Mrs. Ames couldn’t quite mask the giggle which escaped
“Oh!” Otter glanced away from her toward his friends.
“—and these here are the boys.” He looked down to find
they’d gone and hid behind his mother’s skirts. “Boys!”
They emerged, warily, one on each side.
“This one here’s Junior. The other’s Jed.”
Mrs. Ames beamed at them both and then looked down at
the child in her arms. “And this one’s Lil.”
Comprehension began to dawn upon Seth. “How old is the
Otter sighed. “Well now…” He consulted the sky as if it
might help him with the calculation. “…Furlough was back
two summers ago, wasn’t it?”
“She’s just got fourteen months to her.” Mrs. Ames
pressed the child closer to kiss her chubby cheek.
But Otter wasn’t to be stopped once he started his
calculations. “So…two years, minus nine months. That’d
“That would be fourteen months.” Mrs. Ames went on
tip-toe to kiss Otter’s cheek as well.
“Fourteen months.” He grinned.
Seth’s confusion seemed to clear. He stepped close and
spoke into Otter’s ear in a low tone. “So…this isn’t
Otter blinked. “This is Mother.”
“But not your mother.”
He smiled one of his beatific smiles. “My mother’s back
at home with my brothers and sisters.”
Deacon had been trying hard to follow the conversation,
but now he howled with laughter.
Otter didn’t like being left out of the joke. “What’s so
Seth had gone red about the ears. “Didn’t they tell you
back when you applied for admission that cadets couldn’t
“Well…” He tugged on an ear. “As I recollect, I told
them all about Mother. And the boy too. There was just
one of them then. He’d just passed his first birthday.”
A frown rippled across his face. “Do you think…they
wouldn’t take away…” His words were plaintive. “Did none
of this count? Are they going to take back the diploma?”
Deke was wiping tears from his cheek. “Oh, it counts
alright! Just think, Otter. Here we were sneaking off to
Benny Havens’ and making hash in the barracks and trying

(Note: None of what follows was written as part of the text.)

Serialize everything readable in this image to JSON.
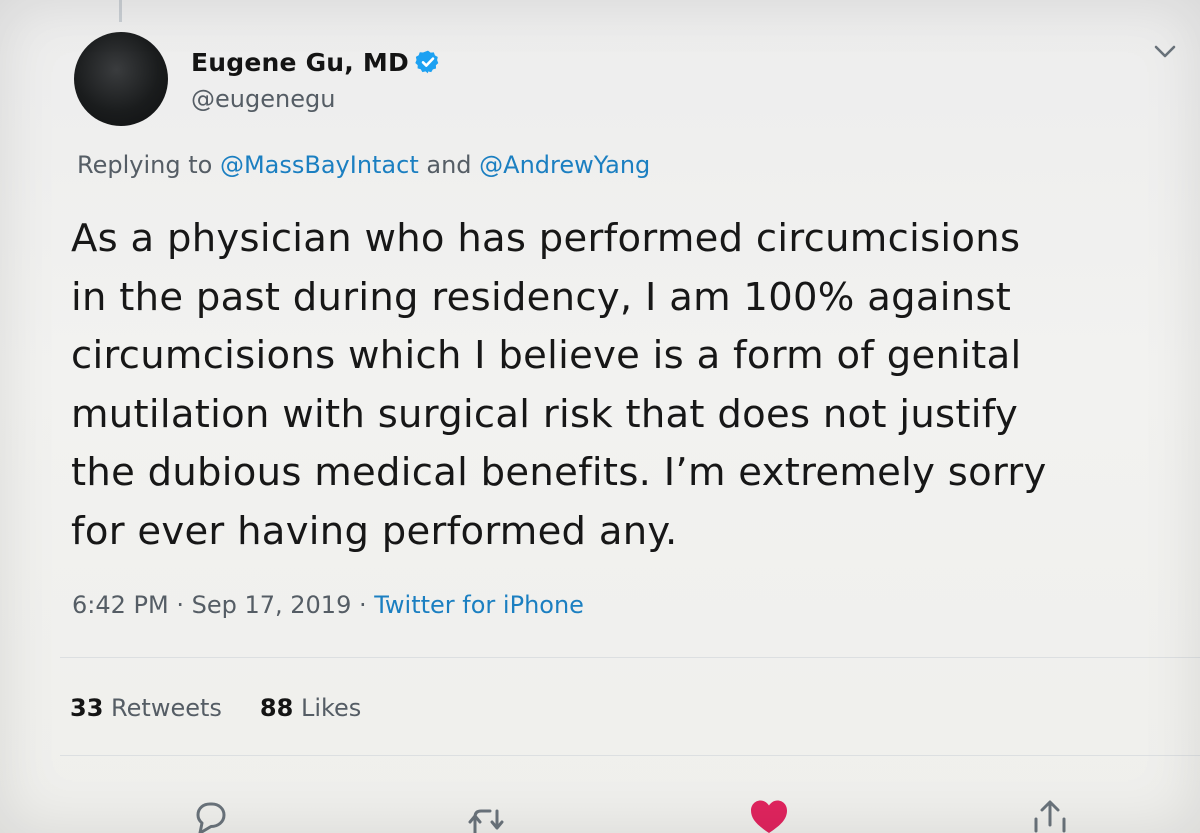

to swindle a swindler there you were perpetrating the
greatest prank in academy history!”
“But I was always talking about Mother.” He glanced at
her. “I was, you know.”

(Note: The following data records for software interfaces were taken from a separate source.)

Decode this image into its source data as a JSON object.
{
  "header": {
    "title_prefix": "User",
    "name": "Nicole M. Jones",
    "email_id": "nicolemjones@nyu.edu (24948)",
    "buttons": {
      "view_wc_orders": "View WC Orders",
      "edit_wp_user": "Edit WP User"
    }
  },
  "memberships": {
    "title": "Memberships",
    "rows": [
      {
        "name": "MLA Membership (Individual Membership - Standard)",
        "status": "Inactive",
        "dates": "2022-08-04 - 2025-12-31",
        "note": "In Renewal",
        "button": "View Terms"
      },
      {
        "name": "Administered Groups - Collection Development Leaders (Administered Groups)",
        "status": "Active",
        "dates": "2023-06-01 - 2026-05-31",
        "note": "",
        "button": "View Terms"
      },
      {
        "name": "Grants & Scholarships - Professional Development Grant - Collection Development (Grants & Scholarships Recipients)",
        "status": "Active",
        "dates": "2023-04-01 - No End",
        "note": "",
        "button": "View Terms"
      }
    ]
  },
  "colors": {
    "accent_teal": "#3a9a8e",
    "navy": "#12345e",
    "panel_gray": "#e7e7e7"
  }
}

Dandy tried to reassure him. “You were.” He glanced over
at Otter’s wife. “He was. It’s just that none of us
ever…well…” He shrugged.
Seth had finally decided to laugh. “It’s just that you

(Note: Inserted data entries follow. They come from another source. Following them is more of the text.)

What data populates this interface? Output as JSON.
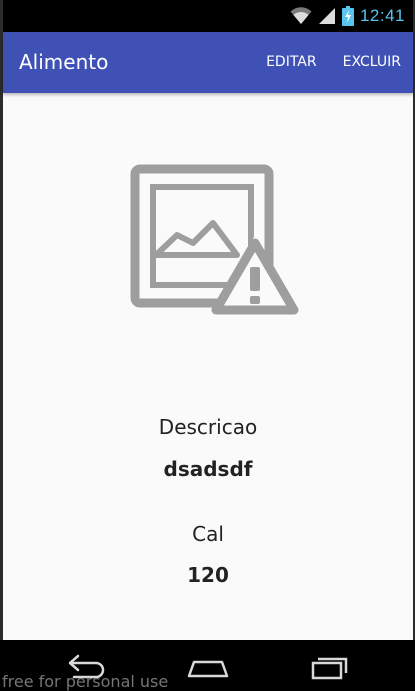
{
  "status_bar": {
    "time": "12:41",
    "icons": [
      "wifi-icon",
      "cell-signal-icon",
      "battery-charging-icon"
    ],
    "time_color": "#58c4f0"
  },
  "app_bar": {
    "title": "Alimento",
    "actions": {
      "edit": "EDITAR",
      "delete": "EXCLUIR"
    },
    "color": "#3f51b5"
  },
  "content": {
    "image_icon": "broken-image-icon",
    "fields": [
      {
        "label": "Descricao",
        "value": "dsadsdf"
      },
      {
        "label": "Cal",
        "value": "120"
      }
    ]
  },
  "nav_bar": {
    "icons": [
      "back-icon",
      "home-icon",
      "recents-icon"
    ]
  },
  "watermark": "free for personal use"
}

were cleverer than all of us, Otter, that’s all.”
A grin flashed across Otter’s face before disbelief
restrained it. “I was?”
Mrs. Ames was looking up at him, prouder than a
partridge, with stars in her eyes. “Clarence always has
been a smart one.”
One of Otter’s boys was tugging at his trousers. He bent
to lift the lad up and set him on his shoulder. “Sorry
fellows, but I got to—“ He nodded off toward the river.
“Won’t be gone long.” They galloped away together across
Later that afternoon, the fellows took one last run to
Benny Havens’. They didn’t have to go under cover of
darkness now and there was no need to hurry, so they
abandoned the river path for the road as they ambled
toward Buttermilk Falls. Once they reached the tavern,
Dandy bought them a round of drinks. When they were
seated, he raised his mug toward them all. “To
After they’d all taken a drink, Deacon raised his mug in
“To the future Mrs. Westcott.”
Seth returned the toast. “And to the future Mrs.
Deacon took a long, noisy swallow. “I’ll drink to that!
Someone’s got to drink to that poor girl, whoever she
is.” He turned toward Dandy and lifted his glass. “And
to the future Mrs. Delagarde.”
Dandy reached out a hand to stop them all from drinking.
“Don’t bother. There’s not going to be one.”
Otter was shaking his head. “Mother always says that
Dandy raised his glass in reply, cutting him off. “To
“To Mother!” the others echoed.
All except for Otter whose good cheer had given way to
an indignant frown. “I oughter think you’d know by now:
that’s Mrs. Ames to you!”